Section V: Multi–Antenna RFID Tags.

Chapter 16: Multi–antenna Chipless RFID Tags (I. Balbin and N. C. Karmakar, Monash University).

Chapter 17: Link Budgets for Backscatter Radio Systems (J.D. Griffin and G.D. Durgin, Georgia Institute of Technology).

Chapter 18: Fading Statistics for Multi–Antenna RF Tags (J.D. Griffin and G.D. Durgin, Georgia Institute of Technology).

Section VI: MIMO Antennas for RFID Systems.

Chapter 19: Optimum Power Allocation in Multiple–Input–Multiple–Output (MIMO) Systems under Independent Rayleigh Fading (J.S. Fu, Chang Gung University, W. Liu, Nanyang Technological University and N. C. Karmakar, Monash University).

Chapter 20: Low–cost and Compact RF–MIMO Transceivers (I. Santamaria, J. Via, V. Elvira, J. Ibanez, J. Perez, University of Cantabria.

R. Eickhoff, and U. Mayer, Dresden University of Technology).

Chapter 21: Blind Channel Estimation in MIMO using Multi–carrier CDMA (A. Rahim, Monash University, K. M. Ahmed, Asian Institute of Technology and N. C. Karmakar, Monash University).

Section VII: Anti–Collision Algorithm and Smart Antennas for RFID Systems.

Chapter 22: Anti–collision Algorithm and Smart Antennas for RFID Systems (Q. J. Teoh and N. C. Karmakar, Monash University).

Chapter 23: RFID Anti–Collision Algorithms with Multi–Packet Reception (J. Lee, Hewlett–Packard Laboratories, T. Kwon, Seoul National University).

Chapter 24: Anti–Collision of RFID tags using Capturing Effect (Q. J. Teoh and N. C. Karmakar, Monash University).

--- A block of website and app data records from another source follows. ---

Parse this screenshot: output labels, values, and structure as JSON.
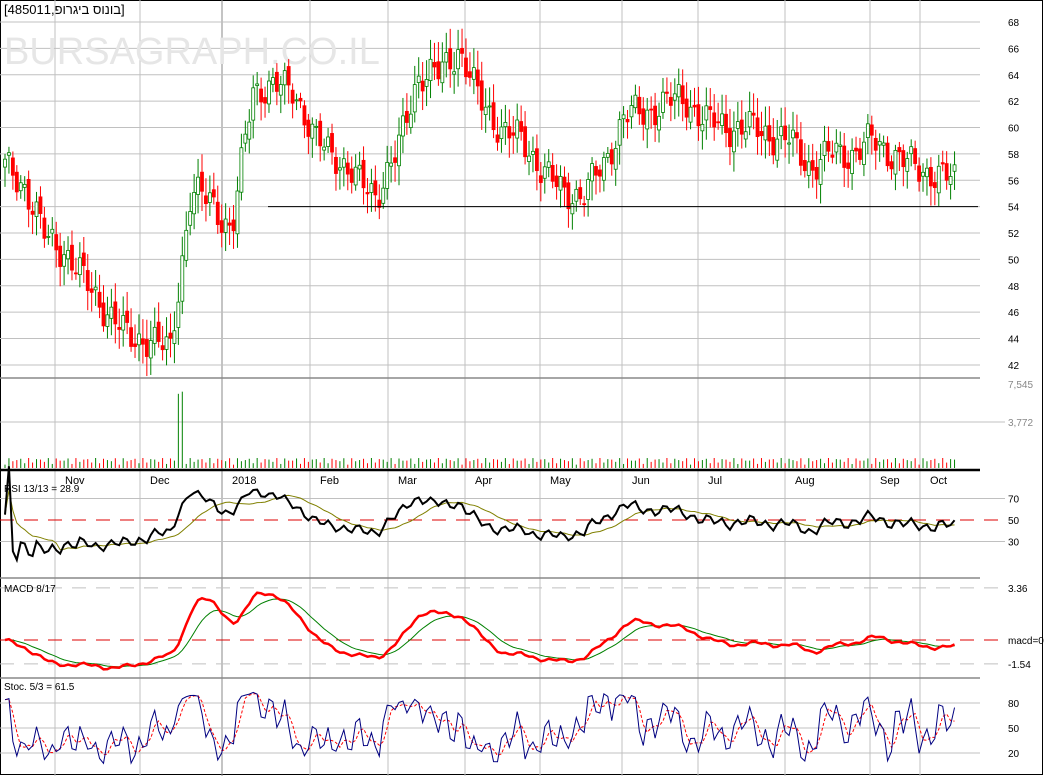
{
  "header": {
    "title": "[485011,בונוס ביגרופ]",
    "watermark": "BURSAGRAPH.CO.IL"
  },
  "chart_data": {
    "type": "candlestick",
    "price_axis": {
      "ticks": [
        "68",
        "66",
        "64",
        "62",
        "60",
        "58",
        "56",
        "54",
        "52",
        "50",
        "48",
        "46",
        "44",
        "42"
      ],
      "range": [
        42,
        68
      ]
    },
    "support_level": 54,
    "months": [
      "Nov",
      "Dec",
      "2018",
      "Feb",
      "Mar",
      "Apr",
      "May",
      "Jun",
      "Jul",
      "Aug",
      "Sep",
      "Oct"
    ],
    "approx_close_path": [
      57,
      55.5,
      51.5,
      50.5,
      48,
      46,
      44,
      44,
      43,
      55,
      54.5,
      52,
      63,
      63,
      63,
      59,
      58,
      56,
      55,
      58,
      64,
      64,
      66,
      62,
      60,
      59,
      57,
      55,
      55,
      57,
      61,
      61,
      62,
      62,
      60.5,
      60,
      60,
      59.5,
      59,
      57,
      58,
      58,
      59,
      58,
      57,
      56.5,
      56
    ],
    "volume": {
      "ticks": [
        "7,545",
        "3,772"
      ]
    },
    "rsi": {
      "label": "RSI 13/13 = 28.9",
      "ticks": [
        "70",
        "50",
        "30"
      ]
    },
    "macd": {
      "label": "MACD 8/17",
      "ticks": [
        "3.36",
        "macd=0",
        "-1.54"
      ]
    },
    "stoch": {
      "label": "Stoc. 5/3 = 61.5",
      "ticks": [
        "80",
        "50",
        "20"
      ]
    }
  },
  "colors": {
    "up": "#008000",
    "down": "#ff0000",
    "grid": "#c0c0c0",
    "rsi": "#000000",
    "signal": "#808000",
    "macd": "#ff0000",
    "macd_signal": "#008000",
    "stochK": "#000080",
    "stochD": "#ff0000"
  }
}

Note: Product cover images may vary from those shown
3 of 4

Loading
LOADING...

4 of 4
Note: Product cover images may vary from those shown
Adroll
adroll